What intervention does is it brings the bottom up. It gives the alcoholic or the addict woman a mirror to look into that their family sits and says, “This is the way that your drinking or your drug use has affected us. This is how we feel. This is how sad we are. This is how much we love you. We really want you to get help.” The purpose is to bring the bottom up and hit the alcoholic or the addict and get them to go into treatment or to seek help before they might be just left to their own devices.
Bruce Cook: If I’m hearing this right, you’re saying the philosophy of, “You’ve got to hit bottom before you can come up and turn it around,” is not necessarily helpful or healthy.
Babbi Anderson: Yes, and ‒
Bruce Cook: You don’t want to wait until you hit the bottom because then it’s too late in a lot of cases.
Babbi Anderson: Well, this is also a disease with some degree of fatality, so we don’t want people to either have wet brains or die. We want them to get help before it’s too late. If we at New Directions can be part of that, and get them to see what they’re doing, that can bring the bottom up, if you will, and hit them instead of them continuing on down until they hit it.

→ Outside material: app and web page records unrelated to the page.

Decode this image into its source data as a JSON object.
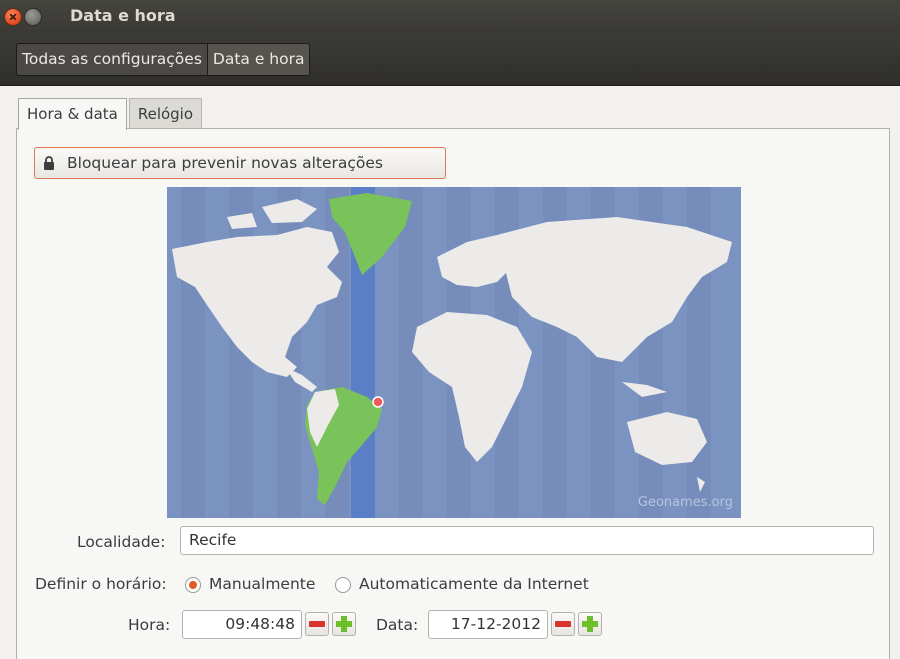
{
  "window": {
    "title": "Data e hora"
  },
  "breadcrumb": {
    "items": [
      "Todas as configurações",
      "Data e hora"
    ]
  },
  "tabs": [
    {
      "label": "Hora & data",
      "active": true
    },
    {
      "label": "Relógio",
      "active": false
    }
  ],
  "lock": {
    "label": "Bloquear para prevenir novas alterações",
    "icon": "lock-icon"
  },
  "map": {
    "credit": "Geonames.org",
    "selected_city": "Recife"
  },
  "location": {
    "label": "Localidade:",
    "value": "Recife"
  },
  "set_time": {
    "label": "Definir o horário:",
    "options": [
      {
        "label": "Manualmente",
        "selected": true
      },
      {
        "label": "Automaticamente da Internet",
        "selected": false
      }
    ]
  },
  "time": {
    "label": "Hora:",
    "value": "09:48:48"
  },
  "date": {
    "label": "Data:",
    "value": "17-12-2012"
  },
  "colors": {
    "accent": "#e25b25",
    "ocean": "#7b93c0",
    "highlight_zone": "#5a7fc6",
    "land": "#ecebe9",
    "tz_land": "#79c35a"
  }
}
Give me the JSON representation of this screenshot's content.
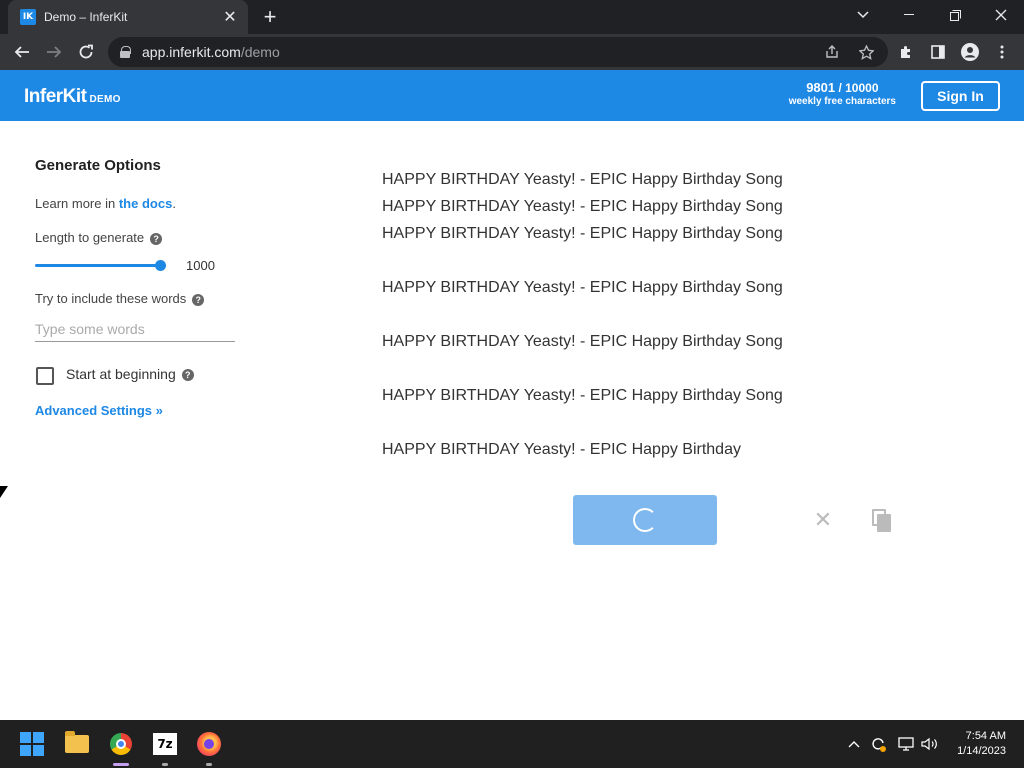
{
  "browser": {
    "tab_title": "Demo – InferKit",
    "favicon_text": "IK",
    "new_tab_symbol": "+",
    "url_host": "app.inferkit.com",
    "url_path": "/demo"
  },
  "header": {
    "logo": "InferKit",
    "logo_badge": "DEMO",
    "chars_used": "9801",
    "chars_total": "/ 10000",
    "chars_label": "weekly free characters",
    "signin_label": "Sign In",
    "brand_color": "#1e88e5"
  },
  "options": {
    "title": "Generate Options",
    "learn_prefix": "Learn more in",
    "learn_link": "the docs",
    "learn_suffix": ".",
    "length_label": "Length to generate",
    "length_value": "1000",
    "length_fraction": 1.0,
    "words_label": "Try to include these words",
    "words_placeholder": "Type some words",
    "words_value": "",
    "start_label": "Start at beginning",
    "start_checked": false,
    "advanced_label": "Advanced Settings »",
    "help_symbol": "?"
  },
  "output": {
    "lines": [
      "HAPPY BIRTHDAY Yeasty! - EPIC Happy Birthday Song",
      "HAPPY BIRTHDAY Yeasty! - EPIC Happy Birthday Song",
      "HAPPY BIRTHDAY Yeasty! - EPIC Happy Birthday Song",
      "",
      "HAPPY BIRTHDAY Yeasty! - EPIC Happy Birthday Song",
      "",
      "HAPPY BIRTHDAY Yeasty! - EPIC Happy Birthday Song",
      "",
      "HAPPY BIRTHDAY Yeasty! - EPIC Happy Birthday Song",
      "",
      "HAPPY BIRTHDAY Yeasty! - EPIC Happy Birthday"
    ],
    "clear_symbol": "✕"
  },
  "taskbar": {
    "apps": [
      "start-icon",
      "file-explorer-icon",
      "chrome-icon",
      "7zip-icon",
      "firefox-icon"
    ],
    "sevenzip_text": "7z",
    "tray_up_symbol": "^",
    "time": "7:54 AM",
    "date": "1/14/2023"
  }
}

Bruce Cook: Babbi, we only have a couple of minutes left. Share with the listening audience, if there is somebody out there in pain, if there is somebody out there that is really tuning in to what you’re saying and wants to know more about New Directions, what do they do?
Babbi Anderson: They just have to call New Directions. We have wonderful people answering the phone, two wonderful women who answer the phones and they’re amazing. They can give you all sorts of information about New Directions and also the disease of addiction. You can ask them if they think you’ve got a problem. Describe your behavior, what you’re doing, and they can give you the answers. But, if you want help, you already know that you need help, call New Directions. If for some reason, if you can’t make it in to New Directions, they will be very willing to help you into something that would work for you. There are other treatment programs and we’re very collegial with the industry.

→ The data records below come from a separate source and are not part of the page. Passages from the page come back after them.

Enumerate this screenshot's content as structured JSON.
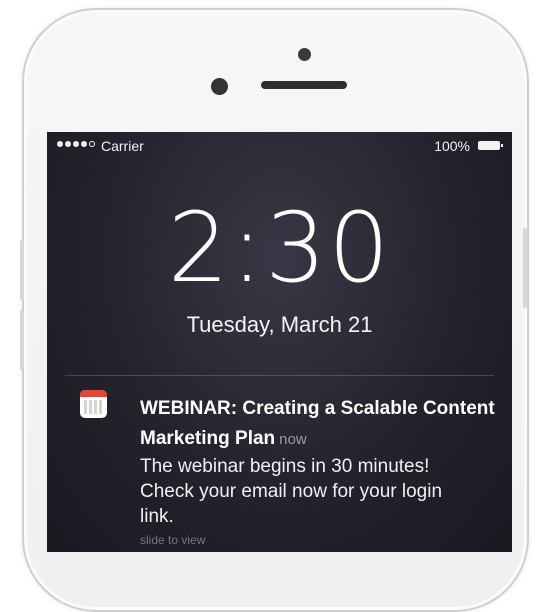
{
  "status_bar": {
    "carrier": "Carrier",
    "battery_percent": "100%",
    "signal_bars_filled": 4,
    "signal_bars_total": 5
  },
  "lock_screen": {
    "time": "2:30",
    "date": "Tuesday, March 21"
  },
  "notification": {
    "app_icon": "calendar-icon",
    "title": "WEBINAR: Creating a Scalable Content Marketing Plan",
    "time": "now",
    "body": "The webinar begins in 30 minutes! Check your email now for your login link.",
    "action_hint": "slide to view"
  },
  "colors": {
    "screen_background": "#24222c",
    "calendar_accent": "#e0463a",
    "phone_body": "#f3f3f3"
  }
}
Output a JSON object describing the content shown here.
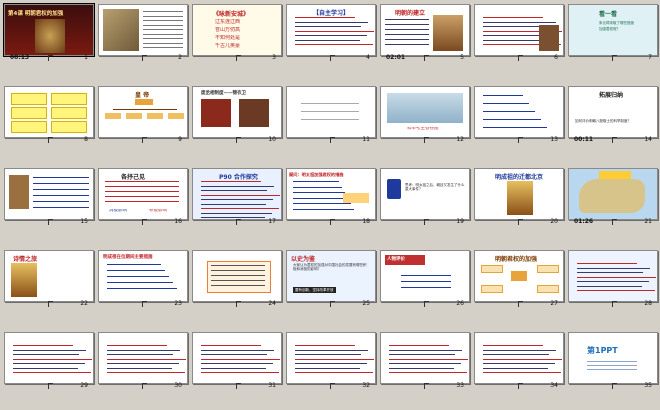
{
  "slides": [
    {
      "num": "1",
      "time": "00:13",
      "title": "第4课 明朝君权的加强",
      "kind": "cover"
    },
    {
      "num": "2",
      "time": "",
      "title": "",
      "kind": "painting"
    },
    {
      "num": "3",
      "time": "",
      "title": "《咏新安城》",
      "kind": "poem",
      "lines": [
        "辽东连辽西",
        "苍山万仞高",
        "不知何处是",
        "千古几英豪"
      ]
    },
    {
      "num": "4",
      "time": "",
      "title": "【自主学习】",
      "kind": "questions"
    },
    {
      "num": "5",
      "time": "02:01",
      "title": "明朝的建立",
      "kind": "portrait"
    },
    {
      "num": "6",
      "time": "",
      "title": "",
      "kind": "text-portrait"
    },
    {
      "num": "7",
      "time": "",
      "title": "看一看",
      "kind": "think",
      "lines": [
        "朱元璋采取了哪些措施",
        "加强君权呢？"
      ]
    },
    {
      "num": "8",
      "time": "",
      "title": "",
      "kind": "chart-yellow"
    },
    {
      "num": "9",
      "time": "",
      "title": "皇 帝",
      "kind": "tree"
    },
    {
      "num": "10",
      "time": "",
      "title": "废丞相制度——锦衣卫",
      "kind": "images"
    },
    {
      "num": "11",
      "time": "",
      "title": "",
      "kind": "blank"
    },
    {
      "num": "12",
      "time": "",
      "title": "",
      "kind": "photo",
      "caption": "科举考生答卷图"
    },
    {
      "num": "13",
      "time": "",
      "title": "",
      "kind": "diagram-blue"
    },
    {
      "num": "14",
      "time": "00:11",
      "title": "拓展归纳",
      "kind": "summary",
      "lines": [
        "如何评价明朝八股取士的科举制度？"
      ]
    },
    {
      "num": "15",
      "time": "",
      "title": "",
      "kind": "person-text"
    },
    {
      "num": "16",
      "time": "",
      "title": "各抒己见",
      "kind": "discussion",
      "lines": [
        "消极影响",
        "积极影响"
      ]
    },
    {
      "num": "17",
      "time": "",
      "title": "P90 合作探究",
      "kind": "dense"
    },
    {
      "num": "18",
      "time": "",
      "title": "疑问：明太祖加强君权的措施",
      "kind": "measures"
    },
    {
      "num": "19",
      "time": "",
      "title": "",
      "kind": "question-two",
      "lines": [
        "思考：明太祖之后，朝廷又发生了什么重大事件？"
      ]
    },
    {
      "num": "20",
      "time": "",
      "title": "明成祖的迁都北京",
      "kind": "emperor"
    },
    {
      "num": "21",
      "time": "01:26",
      "title": "",
      "kind": "map"
    },
    {
      "num": "22",
      "time": "",
      "title": "诗情之旅",
      "kind": "emperor2"
    },
    {
      "num": "23",
      "time": "",
      "title": "明成祖在位期间主要措施",
      "kind": "list"
    },
    {
      "num": "24",
      "time": "",
      "title": "",
      "kind": "orange-box"
    },
    {
      "num": "25",
      "time": "",
      "title": "以史为鉴",
      "kind": "lesson",
      "lines": [
        "大家认为君权的加强对中国社会的发展有哪些积极和消极的影响？",
        "要有创新，坚持改革开放"
      ]
    },
    {
      "num": "26",
      "time": "",
      "title": "人物评价",
      "kind": "evaluate"
    },
    {
      "num": "27",
      "time": "",
      "title": "明朝君权的加强",
      "kind": "mindmap"
    },
    {
      "num": "28",
      "time": "",
      "title": "",
      "kind": "practice"
    },
    {
      "num": "29",
      "time": "",
      "title": "",
      "kind": "exercise"
    },
    {
      "num": "30",
      "time": "",
      "title": "",
      "kind": "exercise2"
    },
    {
      "num": "31",
      "time": "",
      "title": "",
      "kind": "exercise3"
    },
    {
      "num": "32",
      "time": "",
      "title": "",
      "kind": "exercise4"
    },
    {
      "num": "33",
      "time": "",
      "title": "",
      "kind": "exercise5"
    },
    {
      "num": "34",
      "time": "",
      "title": "",
      "kind": "exercise6"
    },
    {
      "num": "35",
      "time": "",
      "title": "第1PPT",
      "kind": "brand"
    }
  ],
  "colors": {
    "bg": "#d4d0c8",
    "titleBlue": "#1f3a9c",
    "titleRed": "#c0262a",
    "accentYellow": "#fff57a"
  }
}
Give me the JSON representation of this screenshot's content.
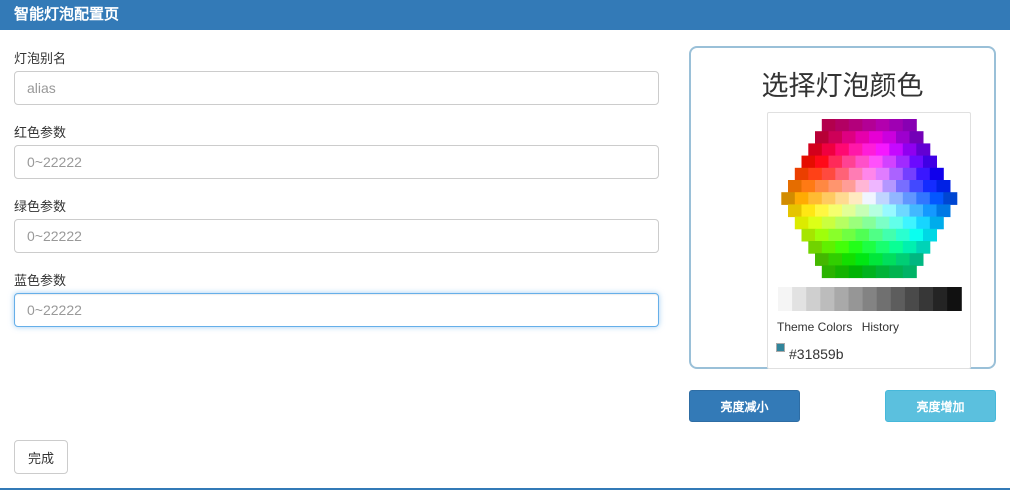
{
  "header": {
    "title": "智能灯泡配置页"
  },
  "form": {
    "alias_label": "灯泡别名",
    "alias_placeholder": "alias",
    "red_label": "红色参数",
    "red_placeholder": "0~22222",
    "green_label": "绿色参数",
    "green_placeholder": "0~22222",
    "blue_label": "蓝色参数",
    "blue_placeholder": "0~22222",
    "done_label": "完成"
  },
  "picker": {
    "title": "选择灯泡颜色",
    "tab_theme": "Theme Colors",
    "tab_history": "History",
    "selected_hex": "#31859b",
    "selected_color": "#31859b"
  },
  "controls": {
    "decrease_label": "亮度减小",
    "increase_label": "亮度增加"
  },
  "colors": {
    "header_bg": "#337ab7",
    "primary_button": "#337ab7",
    "info_button": "#5bc0de"
  }
}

Bruce Cook: I find that a lot of people, especially in radio, you’re in the car and you’re not writing down phone numbers but you will remember a website. It’s NewDirectionsforWomen.org, so pretty simple, people. Just remember the website, NewDirectionsforWomen.org. You’ll look it up, and it will tell you where to go, how to call, what the number is, and who to talk to. Babbi, we have a minute left. Give us some inspiration to end the hour.
Babbi Anderson: Well, I know a lot of people who are recovered and happy and living very healthy, productive lives. I’m one of them, and you can do it. You can. Just make the call. It works. It really works.
Bruce Cook: Nobody could say it better. Yes, you can do it. Each of us has the power, especially if our loved ones or families will step in and help, as you have spent the half an hour describing.